___ STUDY MATERIAL ___

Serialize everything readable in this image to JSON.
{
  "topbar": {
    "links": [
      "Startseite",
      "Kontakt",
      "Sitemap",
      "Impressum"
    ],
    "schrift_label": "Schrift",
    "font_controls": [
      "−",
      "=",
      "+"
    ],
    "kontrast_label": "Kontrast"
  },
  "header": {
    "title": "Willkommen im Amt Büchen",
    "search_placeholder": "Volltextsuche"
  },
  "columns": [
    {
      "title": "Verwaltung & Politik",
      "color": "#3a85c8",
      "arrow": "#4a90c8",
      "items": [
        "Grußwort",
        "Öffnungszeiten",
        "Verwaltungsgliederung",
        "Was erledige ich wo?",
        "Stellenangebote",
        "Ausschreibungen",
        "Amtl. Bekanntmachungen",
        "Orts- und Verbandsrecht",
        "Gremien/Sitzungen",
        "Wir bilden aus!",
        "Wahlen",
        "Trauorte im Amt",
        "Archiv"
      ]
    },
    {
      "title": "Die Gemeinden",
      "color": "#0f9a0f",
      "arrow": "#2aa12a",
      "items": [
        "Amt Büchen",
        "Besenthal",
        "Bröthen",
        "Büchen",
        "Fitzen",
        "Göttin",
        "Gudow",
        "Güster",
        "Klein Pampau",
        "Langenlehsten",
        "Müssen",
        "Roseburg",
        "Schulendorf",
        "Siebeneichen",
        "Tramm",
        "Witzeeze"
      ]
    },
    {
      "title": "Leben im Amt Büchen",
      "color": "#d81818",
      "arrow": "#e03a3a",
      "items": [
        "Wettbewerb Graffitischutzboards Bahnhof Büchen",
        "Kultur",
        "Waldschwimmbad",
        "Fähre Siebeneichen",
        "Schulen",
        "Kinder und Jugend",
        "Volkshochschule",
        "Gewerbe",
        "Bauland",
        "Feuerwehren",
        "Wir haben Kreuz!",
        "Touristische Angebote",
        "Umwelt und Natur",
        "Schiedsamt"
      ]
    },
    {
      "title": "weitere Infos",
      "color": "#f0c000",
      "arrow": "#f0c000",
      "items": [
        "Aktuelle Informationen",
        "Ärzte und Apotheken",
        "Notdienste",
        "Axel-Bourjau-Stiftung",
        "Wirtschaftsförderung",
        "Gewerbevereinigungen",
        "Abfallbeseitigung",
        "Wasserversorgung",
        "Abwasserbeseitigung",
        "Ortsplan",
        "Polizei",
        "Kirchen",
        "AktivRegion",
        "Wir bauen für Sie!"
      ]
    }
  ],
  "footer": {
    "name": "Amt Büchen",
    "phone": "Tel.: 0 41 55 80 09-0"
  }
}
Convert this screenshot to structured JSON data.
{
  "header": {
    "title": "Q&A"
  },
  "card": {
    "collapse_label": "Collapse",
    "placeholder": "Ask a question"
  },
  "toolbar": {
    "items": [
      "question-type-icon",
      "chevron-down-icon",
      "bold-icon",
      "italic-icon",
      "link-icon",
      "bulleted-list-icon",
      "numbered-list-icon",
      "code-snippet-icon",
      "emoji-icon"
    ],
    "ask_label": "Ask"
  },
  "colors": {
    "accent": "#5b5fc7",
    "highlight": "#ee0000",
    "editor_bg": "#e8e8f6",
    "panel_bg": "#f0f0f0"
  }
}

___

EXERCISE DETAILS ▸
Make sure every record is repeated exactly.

OUTPUT OF THE TASK ▸
Serialize everything readable in this image to JSON.
{
  "topbar": {
    "links": [
      "Startseite",
      "Kontakt",
      "Sitemap",
      "Impressum"
    ],
    "schrift_label": "Schrift",
    "font_controls": [
      "−",
      "=",
      "+"
    ],
    "kontrast_label": "Kontrast"
  },
  "header": {
    "title": "Willkommen im Amt Büchen",
    "search_placeholder": "Volltextsuche"
  },
  "columns": [
    {
      "title": "Verwaltung & Politik",
      "color": "#3a85c8",
      "arrow": "#4a90c8",
      "items": [
        "Grußwort",
        "Öffnungszeiten",
        "Verwaltungsgliederung",
        "Was erledige ich wo?",
        "Stellenangebote",
        "Ausschreibungen",
        "Amtl. Bekanntmachungen",
        "Orts- und Verbandsrecht",
        "Gremien/Sitzungen",
        "Wir bilden aus!",
        "Wahlen",
        "Trauorte im Amt",
        "Archiv"
      ]
    },
    {
      "title": "Die Gemeinden",
      "color": "#0f9a0f",
      "arrow": "#2aa12a",
      "items": [
        "Amt Büchen",
        "Besenthal",
        "Bröthen",
        "Büchen",
        "Fitzen",
        "Göttin",
        "Gudow",
        "Güster",
        "Klein Pampau",
        "Langenlehsten",
        "Müssen",
        "Roseburg",
        "Schulendorf",
        "Siebeneichen",
        "Tramm",
        "Witzeeze"
      ]
    },
    {
      "title": "Leben im Amt Büchen",
      "color": "#d81818",
      "arrow": "#e03a3a",
      "items": [
        "Wettbewerb Graffitischutzboards Bahnhof Büchen",
        "Kultur",
        "Waldschwimmbad",
        "Fähre Siebeneichen",
        "Schulen",
        "Kinder und Jugend",
        "Volkshochschule",
        "Gewerbe",
        "Bauland",
        "Feuerwehren",
        "Wir haben Kreuz!",
        "Touristische Angebote",
        "Umwelt und Natur",
        "Schiedsamt"
      ]
    },
    {
      "title": "weitere Infos",
      "color": "#f0c000",
      "arrow": "#f0c000",
      "items": [
        "Aktuelle Informationen",
        "Ärzte und Apotheken",
        "Notdienste",
        "Axel-Bourjau-Stiftung",
        "Wirtschaftsförderung",
        "Gewerbevereinigungen",
        "Abfallbeseitigung",
        "Wasserversorgung",
        "Abwasserbeseitigung",
        "Ortsplan",
        "Polizei",
        "Kirchen",
        "AktivRegion",
        "Wir bauen für Sie!"
      ]
    }
  ],
  "footer": {
    "name": "Amt Büchen",
    "phone": "Tel.: 0 41 55 80 09-0"
  }
}
Convert this screenshot to structured JSON data.
{
  "header": {
    "title": "Q&A"
  },
  "card": {
    "collapse_label": "Collapse",
    "placeholder": "Ask a question"
  },
  "toolbar": {
    "items": [
      "question-type-icon",
      "chevron-down-icon",
      "bold-icon",
      "italic-icon",
      "link-icon",
      "bulleted-list-icon",
      "numbered-list-icon",
      "code-snippet-icon",
      "emoji-icon"
    ],
    "ask_label": "Ask"
  },
  "colors": {
    "accent": "#5b5fc7",
    "highlight": "#ee0000",
    "editor_bg": "#e8e8f6",
    "panel_bg": "#f0f0f0"
  }
}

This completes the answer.